Basically, know what the main thing you want to say is. If someone asked you to state and justify your opinion on the game in a sentence, what would you say? Or if they asked you what the most interesting thing about the game was, again in a sentence. Work everything else around those. They'll often make strong intros or final paras too.

2) Hit the basics. If the game has mechanics that are somewhat different to the usual, then you do need to explain them. That can often be very difficult to do without boring the reader to death, so try not to dwell on it and remember you don't have to include every detail, but unless it's self explanatory (you don't have to explain what an FPS is if you're reviewing CoD) then you need to cover it.

3) Tick-off the checklist. It's a horrible approach but there are things that need to be mentioned in a review: graphics, sound, plot/story. If they're unremarkable (not particularly good or bad) then they probably don't need more than an off-hand mention, but it's information that a buyer might need. Obviously spend longer on the story for story-driven games, make more of the voice acting for games with lots of it... and remember graphics means art style as well as fidelity.

4) Find your own way. Write in a way that you would find interesting to read, and hopefully other people should too. Don't try and copy anyone else, just remember that you're attempting to write something with a dual purpose: to inform and to entertain. As long as you don't hugely prioritise one over the other you'll be fine no matter what you do.

12-10-2011, 03:05 PM
Thanks guys.

deano2099, that is some great advice. I'm glad you took the time to explain point 1 as I was a little unsure as to how to do this. So coming up with a general 'theme' to wrap the review around, such as amazing game-play with a rushed ending, would add coherency to the whole thing.

Cunzy11, That really made me laugh. Perhaps being given bad examples (of what to avoid) is just as useful as being given good ones.

12-10-2011, 03:49 PM
What deano said is important. A review should have a flow to it. It should read itself. If you took a paragraph or a sentence out of it there should be a feeling of something missing. Think of it as a story.
In your peer review review you used mostly short sentences talking about bits and pieces of the game, mostly disconnected from each other. You should tie these ideas into something more tight (to be honest I hope you can understand what I'm trying to say as I'm having trouble finding the correct expressions).
Also, if you say something, say it with intent. Taking toy review as an example again, the bit where you say what your favourite levels are feels out of place. What is the value of that, That I know what your favourite levels are? You just have to connect that information with the thing you're review. As in, you say you like levels with the white goo, well, are many of those in the dlc? are they well made? If you bring that up, bring it to say something about what you're reviewing.

Also the first paragraph in a review is the most important part. You have to make me interested in reading your review, your first paragraph should captivate me and make me want to keep reading. Make it exiting or interesting.

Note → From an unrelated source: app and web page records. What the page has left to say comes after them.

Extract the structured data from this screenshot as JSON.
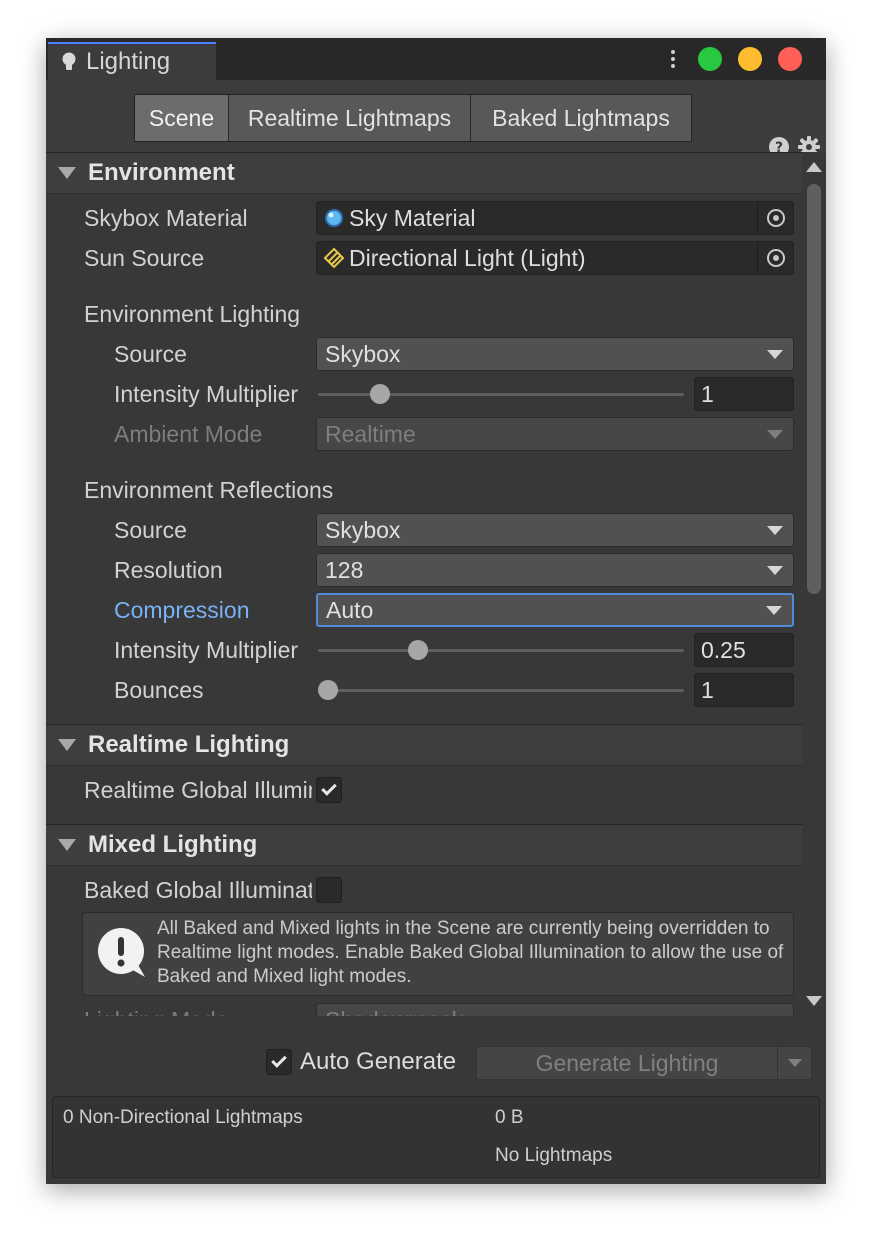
{
  "window": {
    "tab_title": "Lighting",
    "traffic_colors": [
      "#28c840",
      "#febc2e",
      "#ff5f57"
    ]
  },
  "toolbar": {
    "tabs": [
      {
        "label": "Scene",
        "active": true
      },
      {
        "label": "Realtime Lightmaps",
        "active": false
      },
      {
        "label": "Baked Lightmaps",
        "active": false
      }
    ],
    "help_icon": "help-circle-icon",
    "settings_icon": "gear-icon"
  },
  "environment": {
    "header": "Environment",
    "skybox_material": {
      "label": "Skybox Material",
      "value": "Sky Material"
    },
    "sun_source": {
      "label": "Sun Source",
      "value": "Directional Light (Light)"
    },
    "lighting": {
      "header": "Environment Lighting",
      "source": {
        "label": "Source",
        "value": "Skybox"
      },
      "intensity": {
        "label": "Intensity Multiplier",
        "value": "1",
        "fraction": 0.15
      },
      "ambient_mode": {
        "label": "Ambient Mode",
        "value": "Realtime",
        "disabled": true
      }
    },
    "reflections": {
      "header": "Environment Reflections",
      "source": {
        "label": "Source",
        "value": "Skybox"
      },
      "resolution": {
        "label": "Resolution",
        "value": "128"
      },
      "compression": {
        "label": "Compression",
        "value": "Auto"
      },
      "intensity": {
        "label": "Intensity Multiplier",
        "value": "0.25",
        "fraction": 0.26
      },
      "bounces": {
        "label": "Bounces",
        "value": "1",
        "fraction": 0.0
      }
    }
  },
  "realtime_lighting": {
    "header": "Realtime Lighting",
    "gi": {
      "label": "Realtime Global Illumination",
      "checked": true
    }
  },
  "mixed_lighting": {
    "header": "Mixed Lighting",
    "baked_gi": {
      "label": "Baked Global Illumination",
      "checked": false
    },
    "help": "All Baked and Mixed lights in the Scene are currently being overridden to Realtime light modes. Enable Baked Global Illumination to allow the use of Baked and Mixed light modes.",
    "lighting_mode": {
      "label": "Lighting Mode",
      "value": "Shadowmask"
    }
  },
  "bottom": {
    "auto_generate": {
      "label": "Auto Generate",
      "checked": true
    },
    "generate_button": "Generate Lighting",
    "stats": {
      "lightmaps": "0 Non-Directional Lightmaps",
      "size": "0 B",
      "status": "No Lightmaps"
    }
  }
}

13-10-2011, 11:33 AM
Thanks for taking the time to read through my writing and give positive criticism, its really appreciated.

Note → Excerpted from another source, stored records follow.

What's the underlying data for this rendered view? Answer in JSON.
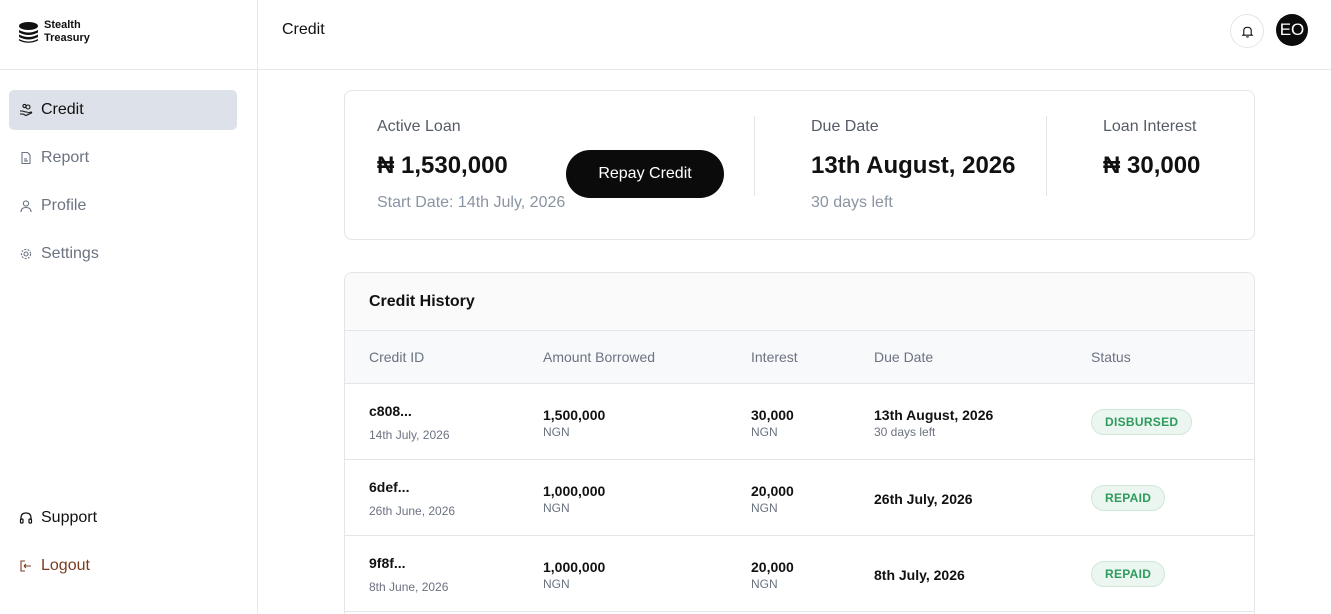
{
  "brand": {
    "line1": "Stealth",
    "line2": "Treasury"
  },
  "sidebar": {
    "items": [
      {
        "label": "Credit"
      },
      {
        "label": "Report"
      },
      {
        "label": "Profile"
      },
      {
        "label": "Settings"
      }
    ],
    "support_label": "Support",
    "logout_label": "Logout"
  },
  "header": {
    "title": "Credit",
    "avatar_initials": "EO"
  },
  "summary": {
    "active_loan_label": "Active Loan",
    "active_loan_value": "₦ 1,530,000",
    "start_date": "Start Date: 14th July, 2026",
    "repay_label": "Repay Credit",
    "due_date_label": "Due Date",
    "due_date_value": "13th August, 2026",
    "days_left": "30 days left",
    "interest_label": "Loan Interest",
    "interest_value": "₦ 30,000"
  },
  "history": {
    "title": "Credit History",
    "columns": [
      "Credit ID",
      "Amount Borrowed",
      "Interest",
      "Due Date",
      "Status"
    ],
    "rows": [
      {
        "id": "c808...",
        "date": "14th July, 2026",
        "amount": "1,500,000",
        "amount_cur": "NGN",
        "interest": "30,000",
        "interest_cur": "NGN",
        "due": "13th August, 2026",
        "due_sub": "30 days left",
        "status": "DISBURSED"
      },
      {
        "id": "6def...",
        "date": "26th June, 2026",
        "amount": "1,000,000",
        "amount_cur": "NGN",
        "interest": "20,000",
        "interest_cur": "NGN",
        "due": "26th July, 2026",
        "due_sub": "",
        "status": "REPAID"
      },
      {
        "id": "9f8f...",
        "date": "8th June, 2026",
        "amount": "1,000,000",
        "amount_cur": "NGN",
        "interest": "20,000",
        "interest_cur": "NGN",
        "due": "8th July, 2026",
        "due_sub": "",
        "status": "REPAID"
      }
    ]
  },
  "colors": {
    "accent_dark": "#0b0b0b",
    "active_nav": "#dde2ea",
    "status_green": "#2e9b5c",
    "logout": "#7a3b1e"
  }
}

Looking back over it, I think you're right about the disconnected feel of each section. I also like your point about adding facts to my favourite type of level bit, such as how much this occurs in the dlc.

14-10-2011, 03:01 PM
Bear in mind that the most important thing is that you have fun writing, it will show in the text. Try different things. After a while, when you are more comfortable writing try to avoid using the same structure.
Have fun, be fun. I don't think I can tell you anything else.

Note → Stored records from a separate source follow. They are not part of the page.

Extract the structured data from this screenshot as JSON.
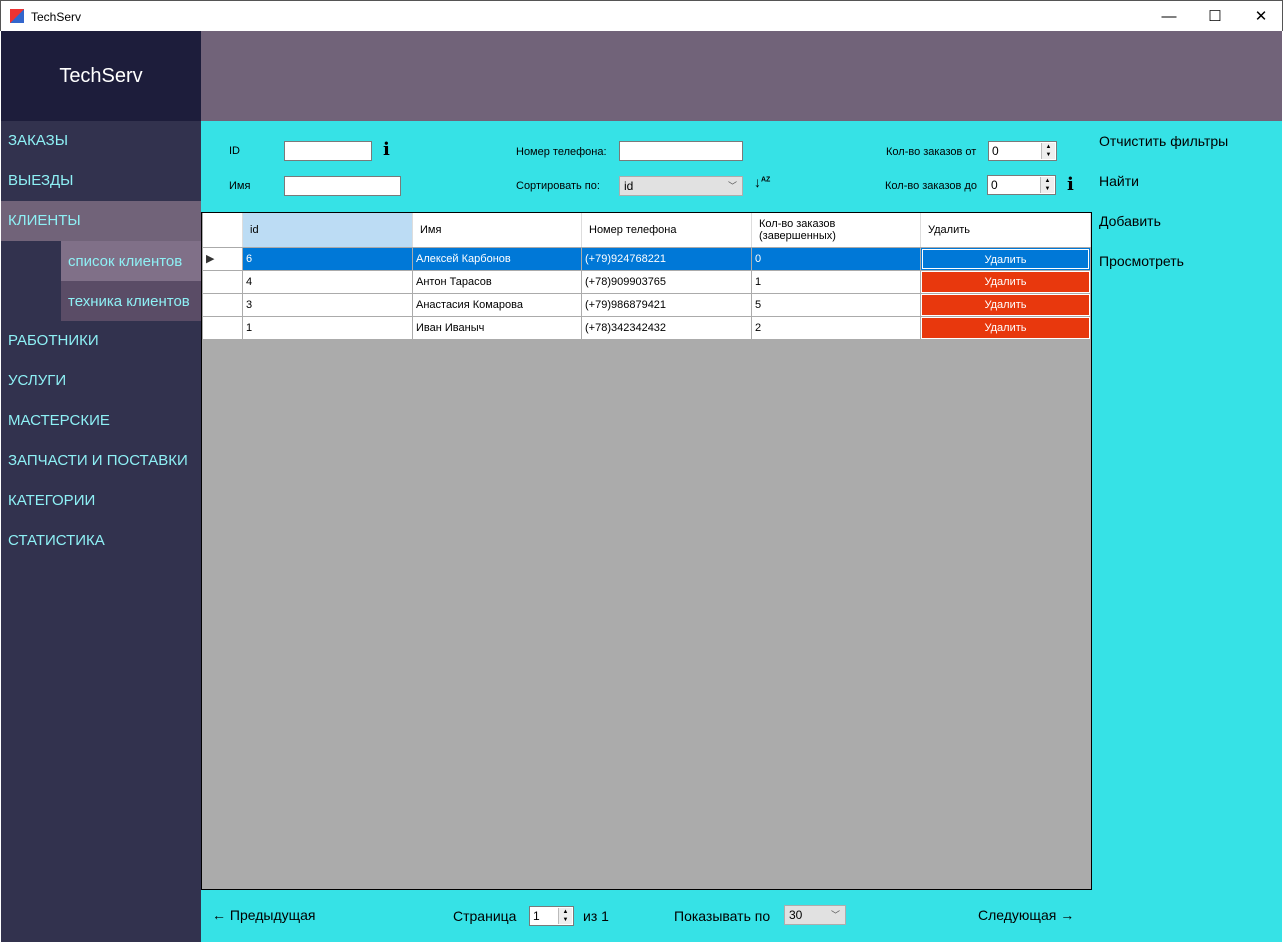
{
  "window": {
    "title": "TechServ",
    "minimize": "—",
    "maximize": "☐",
    "close": "✕"
  },
  "app": {
    "logo": "TechServ"
  },
  "sidebar": {
    "items": [
      {
        "label": "ЗАКАЗЫ"
      },
      {
        "label": "ВЫЕЗДЫ"
      },
      {
        "label": "КЛИЕНТЫ",
        "selected": true
      },
      {
        "label": "РАБОТНИКИ"
      },
      {
        "label": "УСЛУГИ"
      },
      {
        "label": "МАСТЕРСКИЕ"
      },
      {
        "label": "ЗАПЧАСТИ И ПОСТАВКИ"
      },
      {
        "label": "КАТЕГОРИИ"
      },
      {
        "label": "СТАТИСТИКА"
      }
    ],
    "subitems": [
      {
        "label": "список клиентов",
        "selected": true
      },
      {
        "label": "техника клиентов"
      }
    ]
  },
  "filters": {
    "id_label": "ID",
    "id_value": "",
    "name_label": "Имя",
    "name_value": "",
    "phone_label": "Номер телефона:",
    "phone_value": "",
    "sort_label": "Сортировать по:",
    "sort_value": "id",
    "orders_from_label": "Кол-во заказов от",
    "orders_from_value": "0",
    "orders_to_label": "Кол-во заказов до",
    "orders_to_value": "0"
  },
  "actions": {
    "clear": "Отчистить фильтры",
    "find": "Найти",
    "add": "Добавить",
    "view": "Просмотреть"
  },
  "table": {
    "columns": [
      "id",
      "Имя",
      "Номер телефона",
      "Кол-во заказов\n(завершенных)",
      "Удалить"
    ],
    "rows": [
      {
        "id": "6",
        "name": "Алексей Карбонов",
        "phone": "(+79)924768221",
        "orders": "0",
        "delete": "Удалить",
        "selected": true
      },
      {
        "id": "4",
        "name": "Антон Тарасов",
        "phone": "(+78)909903765",
        "orders": "1",
        "delete": "Удалить"
      },
      {
        "id": "3",
        "name": "Анастасия Комарова",
        "phone": "(+79)986879421",
        "orders": "5",
        "delete": "Удалить"
      },
      {
        "id": "1",
        "name": "Иван Иваныч",
        "phone": "(+78)342342432",
        "orders": "2",
        "delete": "Удалить"
      }
    ]
  },
  "pager": {
    "prev": "← Предыдущая",
    "page_label": "Страница",
    "page_value": "1",
    "of": "из 1",
    "per_page_label": "Показывать по",
    "per_page_value": "30",
    "next": "Следующая →"
  },
  "colors": {
    "sidebar": "#32324e",
    "logo_bg": "#1d1d3b",
    "topbar": "#716379",
    "main": "#36e2e6",
    "delete": "#e8380d",
    "selection": "#0078d7"
  }
}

Oh, and let us know when you publish something new :)

14-10-2011, 08:43 PM
Thanks Tikey.

I've posted a good few small articles now. http://tiredbutwired.com/author/majormaniac/

I'm starting to get more confident, thanks in part to the feedback here. I won't bore you with every post I make, but if/when I do a big review in the future I'll post it here for your review.

I know I've said it allot in this post, but thank you very much everyone. I was half expecting a torrent of insults, but am happy to see the forum is even classier than the comments in the main website. :)